**HOW TO COMPLETE THIS TASK:**
Each line of the records below that contains "obsługi" needs to be copied.

**DATA TO PROCESS:**
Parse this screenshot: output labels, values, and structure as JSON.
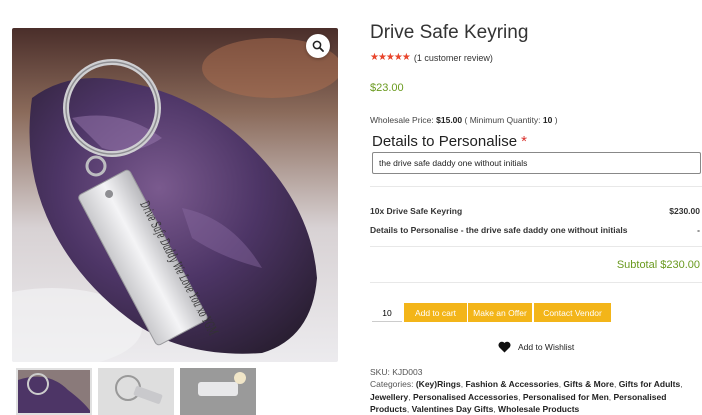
{
  "product": {
    "title": "Drive Safe Keyring",
    "stars": "★★★★★",
    "review_text": "(1 customer review)",
    "price": "$23.00",
    "wholesale_prefix": "Wholesale Price: ",
    "wholesale_price": "$15.00",
    "wholesale_min_prefix": " ( Minimum Quantity: ",
    "wholesale_min_qty": "10",
    "wholesale_suffix": " )",
    "keyring_engraving": "Drive Safe Daddy We Love You xo YGM"
  },
  "personalise": {
    "label": "Details to Personalise",
    "required_mark": "*",
    "value": "the drive safe daddy one without initials"
  },
  "order_summary": {
    "line1_label": "10x Drive Safe Keyring",
    "line1_amount": "$230.00",
    "line2_label": "Details to Personalise - the drive safe daddy one without initials",
    "line2_amount": "-",
    "subtotal": "Subtotal $230.00"
  },
  "actions": {
    "quantity": "10",
    "add_to_cart": "Add to cart",
    "make_offer": "Make an Offer",
    "contact_vendor": "Contact Vendor",
    "wishlist": "Add to Wishlist"
  },
  "meta": {
    "sku_label": "SKU: ",
    "sku": "KJD003",
    "categories_label": "Categories: ",
    "categories": [
      "(Key)Rings",
      "Fashion & Accessories",
      "Gifts & More",
      "Gifts for Adults",
      "Jewellery",
      "Personalised Accessories",
      "Personalised for Men",
      "Personalised Products",
      "Valentines Day Gifts",
      "Wholesale Products"
    ]
  },
  "colors": {
    "accent_button": "#f3b519",
    "price_green": "#6a9a1f",
    "star_red": "#e8452c"
  },
  "icons": [
    "zoom-icon",
    "heart-icon"
  ]
}
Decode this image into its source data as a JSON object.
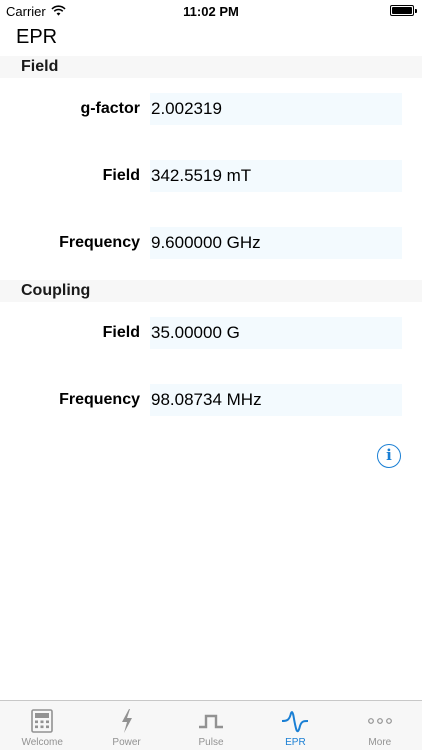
{
  "status_bar": {
    "carrier": "Carrier",
    "time": "11:02 PM"
  },
  "header": {
    "title": "EPR"
  },
  "sections": {
    "field": {
      "title": "Field",
      "rows": [
        {
          "label": "g-factor",
          "value": "2.002319"
        },
        {
          "label": "Field",
          "value": "342.5519 mT"
        },
        {
          "label": "Frequency",
          "value": "9.600000 GHz"
        }
      ]
    },
    "coupling": {
      "title": "Coupling",
      "rows": [
        {
          "label": "Field",
          "value": "35.00000 G"
        },
        {
          "label": "Frequency",
          "value": "98.08734 MHz"
        }
      ]
    }
  },
  "info_button": {
    "glyph": "i"
  },
  "colors": {
    "accent": "#1a7fd4",
    "field_bg": "#f3fafe",
    "section_bg": "#f7f7f7",
    "tab_inactive": "#929292"
  },
  "tab_bar": {
    "items": [
      {
        "label": "Welcome",
        "icon": "calculator-icon",
        "active": false
      },
      {
        "label": "Power",
        "icon": "lightning-icon",
        "active": false
      },
      {
        "label": "Pulse",
        "icon": "pulse-icon",
        "active": false
      },
      {
        "label": "EPR",
        "icon": "epr-signal-icon",
        "active": true
      },
      {
        "label": "More",
        "icon": "more-dots-icon",
        "active": false
      }
    ]
  }
}
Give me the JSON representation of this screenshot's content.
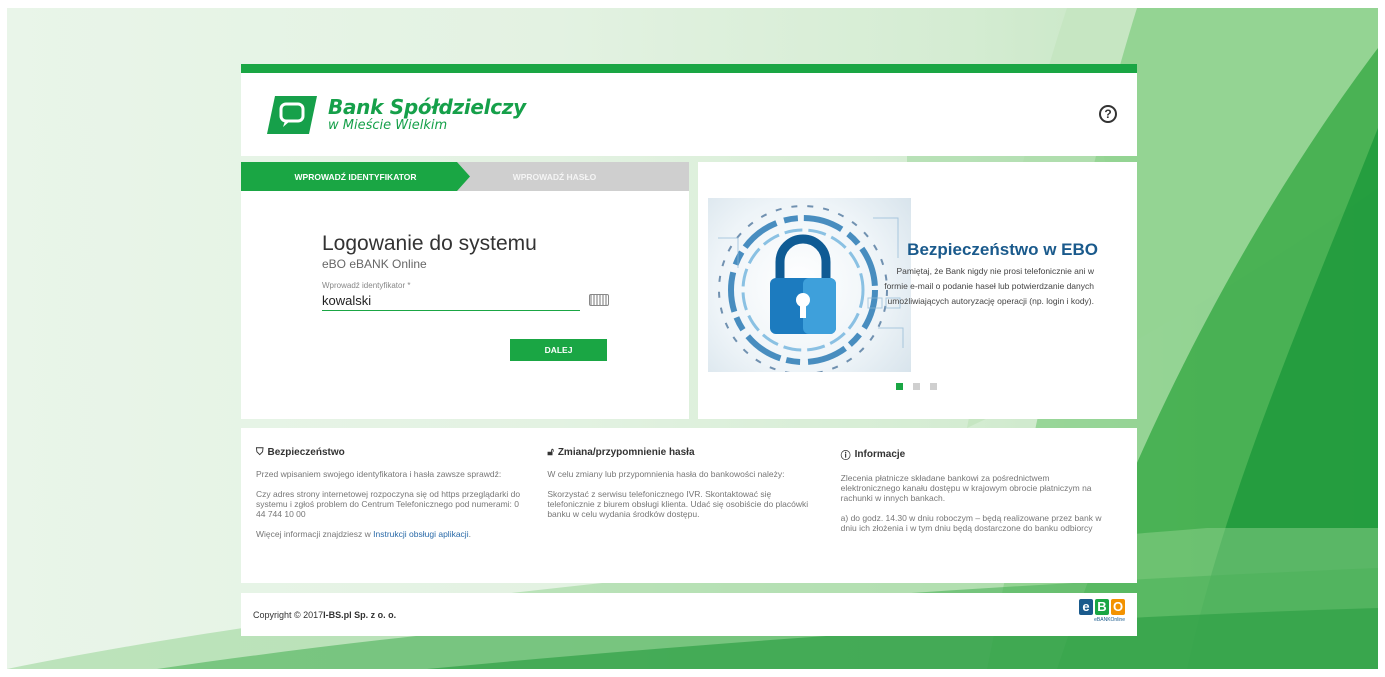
{
  "brand": {
    "name": "Bank Spółdzielczy",
    "subtitle": "w Mieście Wielkim"
  },
  "steps": {
    "active": "WPROWADŹ IDENTYFIKATOR",
    "inactive": "WPROWADŹ HASŁO"
  },
  "login": {
    "title": "Logowanie do systemu",
    "subtitle": "eBO eBANK Online",
    "field_label": "Wprowadź identyfikator *",
    "field_value": "kowalski",
    "next_button": "DALEJ"
  },
  "promo": {
    "title": "Bezpieczeństwo w EBO",
    "text": "Pamiętaj, że Bank nigdy nie prosi telefonicznie ani w formie e-mail o podanie haseł lub potwierdzanie danych umożliwiających autoryzację operacji (np. login i kody).",
    "slides": 3,
    "active_slide": 1
  },
  "info": {
    "security": {
      "title": "Bezpieczeństwo",
      "p1": "Przed wpisaniem swojego identyfikatora i hasła zawsze sprawdź:",
      "p2": "Czy adres strony internetowej rozpoczyna się od https przeglądarki do systemu i zgłoś problem do Centrum Telefonicznego pod numerami: 0 44 744 10 00",
      "p3_prefix": "Więcej informacji znajdziesz w ",
      "p3_link": "Instrukcji obsługi aplikacji",
      "p3_suffix": "."
    },
    "password": {
      "title": "Zmiana/przypomnienie hasła",
      "p1": "W celu zmiany lub przypomnienia hasła do bankowości należy:",
      "p2": "Skorzystać z serwisu telefonicznego IVR. Skontaktować się telefonicznie z biurem obsługi klienta. Udać się osobiście do placówki banku w celu wydania środków dostępu."
    },
    "information": {
      "title": "Informacje",
      "p1": "Zlecenia płatnicze składane bankowi za pośrednictwem elektronicznego kanału dostępu w krajowym obrocie płatniczym na rachunki w innych bankach.",
      "p2": "a) do godz. 14.30 w dniu roboczym – będą realizowane przez bank w dniu ich złożenia i w tym dniu będą dostarczone do banku odbiorcy"
    }
  },
  "footer": {
    "copyright_prefix": "Copyright © 2017 ",
    "copyright_company": "I-BS.pl Sp. z o. o.",
    "ebo_e": "e",
    "ebo_b": "B",
    "ebo_o": "O",
    "ebo_sub": "eBANKOnline"
  },
  "colors": {
    "brand_green": "#1aa644",
    "ebo_blue": "#1a5a8c",
    "ebo_orange": "#f39200"
  }
}
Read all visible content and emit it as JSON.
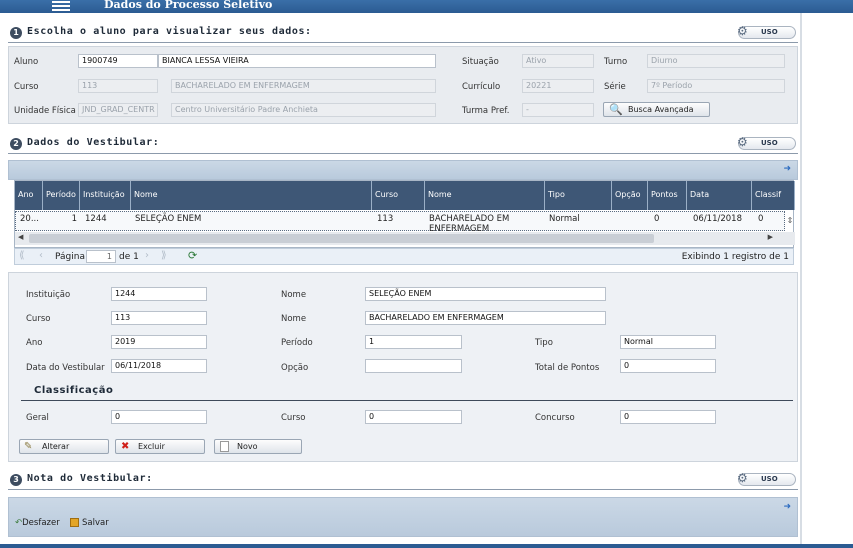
{
  "app": {
    "title": "Dados do Processo Seletivo"
  },
  "section1": {
    "number": "1",
    "title": "Escolha o aluno para visualizar seus dados:",
    "uso": "USO",
    "labels": {
      "aluno": "Aluno",
      "curso": "Curso",
      "unidade": "Unidade Física",
      "situacao": "Situação",
      "curriculo": "Currículo",
      "turma": "Turma Pref.",
      "turno": "Turno",
      "serie": "Série"
    },
    "values": {
      "aluno_codigo": "1900749",
      "aluno_nome": "BIANCA LESSA VIEIRA",
      "curso_codigo": "113",
      "curso_nome": "BACHARELADO EM ENFERMAGEM",
      "unidade_codigo": "JND_GRAD_CENTR",
      "unidade_nome": "Centro Universitário Padre Anchieta",
      "situacao": "Ativo",
      "curriculo": "20221",
      "turma": "-",
      "turno": "Diurno",
      "serie": "7º Período"
    },
    "busca_label": "Busca Avançada"
  },
  "section2": {
    "number": "2",
    "title": "Dados do Vestibular:",
    "uso": "USO",
    "grid": {
      "columns": [
        "Ano",
        "Período",
        "Instituição",
        "Nome",
        "Curso",
        "Nome",
        "Tipo",
        "Opção",
        "Pontos",
        "Data",
        "Classif"
      ],
      "rows": [
        [
          "20...",
          "1",
          "1244",
          "SELEÇÃO ENEM",
          "113",
          "BACHARELADO EM ENFERMAGEM",
          "Normal",
          "",
          "0",
          "06/11/2018",
          "0"
        ]
      ]
    },
    "pager": {
      "page_label": "Página",
      "page_value": "1",
      "of_label": "de 1",
      "summary": "Exibindo 1 registro de 1"
    },
    "detail": {
      "labels": {
        "instituicao": "Instituição",
        "curso": "Curso",
        "ano": "Ano",
        "data": "Data do Vestibular",
        "nome1": "Nome",
        "nome2": "Nome",
        "periodo": "Período",
        "opcao": "Opção",
        "tipo": "Tipo",
        "total": "Total de Pontos",
        "classificacao": "Classificação",
        "geral": "Geral",
        "curso_c": "Curso",
        "concurso": "Concurso"
      },
      "values": {
        "instituicao": "1244",
        "curso": "113",
        "ano": "2019",
        "data": "06/11/2018",
        "nome1": "SELEÇÃO ENEM",
        "nome2": "BACHARELADO EM ENFERMAGEM",
        "periodo": "1",
        "opcao": "",
        "tipo": "Normal",
        "total": "0",
        "geral": "0",
        "curso_c": "0",
        "concurso": "0"
      },
      "buttons": {
        "alterar": "Alterar",
        "excluir": "Excluir",
        "novo": "Novo"
      }
    }
  },
  "section3": {
    "number": "3",
    "title": "Nota do Vestibular:",
    "uso": "USO",
    "toolbar": {
      "desfazer": "Desfazer",
      "salvar": "Salvar"
    }
  }
}
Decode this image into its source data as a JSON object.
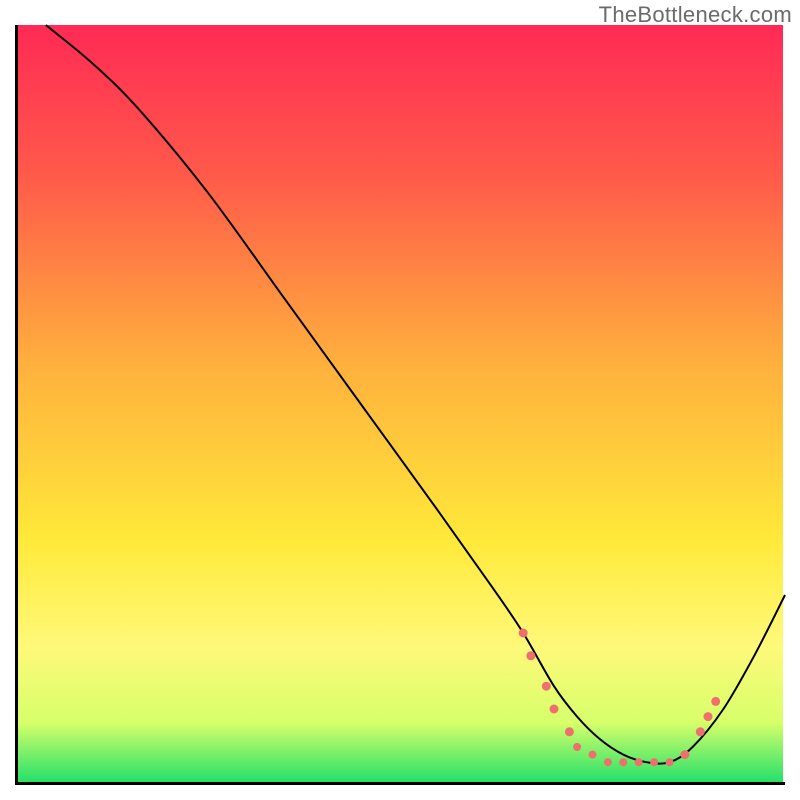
{
  "watermark": "TheBottleneck.com",
  "chart_data": {
    "type": "line",
    "title": "",
    "xlabel": "",
    "ylabel": "",
    "xlim": [
      0,
      100
    ],
    "ylim": [
      0,
      100
    ],
    "background_gradient": {
      "stops": [
        {
          "offset": 0.0,
          "color": "#ff2a55"
        },
        {
          "offset": 0.2,
          "color": "#ff5a4a"
        },
        {
          "offset": 0.45,
          "color": "#ffb13d"
        },
        {
          "offset": 0.68,
          "color": "#ffe93a"
        },
        {
          "offset": 0.82,
          "color": "#fff97a"
        },
        {
          "offset": 0.92,
          "color": "#d7ff6a"
        },
        {
          "offset": 1.0,
          "color": "#22e06a"
        }
      ]
    },
    "series": [
      {
        "name": "bottleneck-curve",
        "x": [
          4,
          10,
          16,
          25,
          35,
          45,
          55,
          62,
          66,
          70,
          73,
          76,
          79,
          82,
          85,
          88,
          92,
          96,
          100
        ],
        "y": [
          100,
          95,
          89,
          78,
          64,
          50,
          36,
          26,
          20,
          13,
          9,
          6,
          4,
          3,
          3,
          5,
          10,
          17,
          25
        ]
      }
    ],
    "markers": {
      "name": "valley-markers",
      "color": "#ef6f6f",
      "points": [
        {
          "x": 66,
          "y": 20,
          "r": 4.5
        },
        {
          "x": 67,
          "y": 17,
          "r": 4.5
        },
        {
          "x": 69,
          "y": 13,
          "r": 4.5
        },
        {
          "x": 70,
          "y": 10,
          "r": 4.5
        },
        {
          "x": 72,
          "y": 7,
          "r": 4.5
        },
        {
          "x": 73,
          "y": 5,
          "r": 4.0
        },
        {
          "x": 75,
          "y": 4,
          "r": 4.0
        },
        {
          "x": 77,
          "y": 3,
          "r": 4.0
        },
        {
          "x": 79,
          "y": 3,
          "r": 4.0
        },
        {
          "x": 81,
          "y": 3,
          "r": 4.0
        },
        {
          "x": 83,
          "y": 3,
          "r": 4.0
        },
        {
          "x": 85,
          "y": 3,
          "r": 4.0
        },
        {
          "x": 87,
          "y": 4,
          "r": 4.5
        },
        {
          "x": 89,
          "y": 7,
          "r": 4.5
        },
        {
          "x": 90,
          "y": 9,
          "r": 4.5
        },
        {
          "x": 91,
          "y": 11,
          "r": 4.5
        }
      ]
    }
  }
}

**OUTPUT:**
      "p3_link": "Instrukcji obsługi aplikacji",
      "p2": "Skorzystać z serwisu telefonicznego IVR. Skontaktować się telefonicznie z biurem obsługi klienta. Udać się osobiście do placówki banku w celu wydania środków dostępu."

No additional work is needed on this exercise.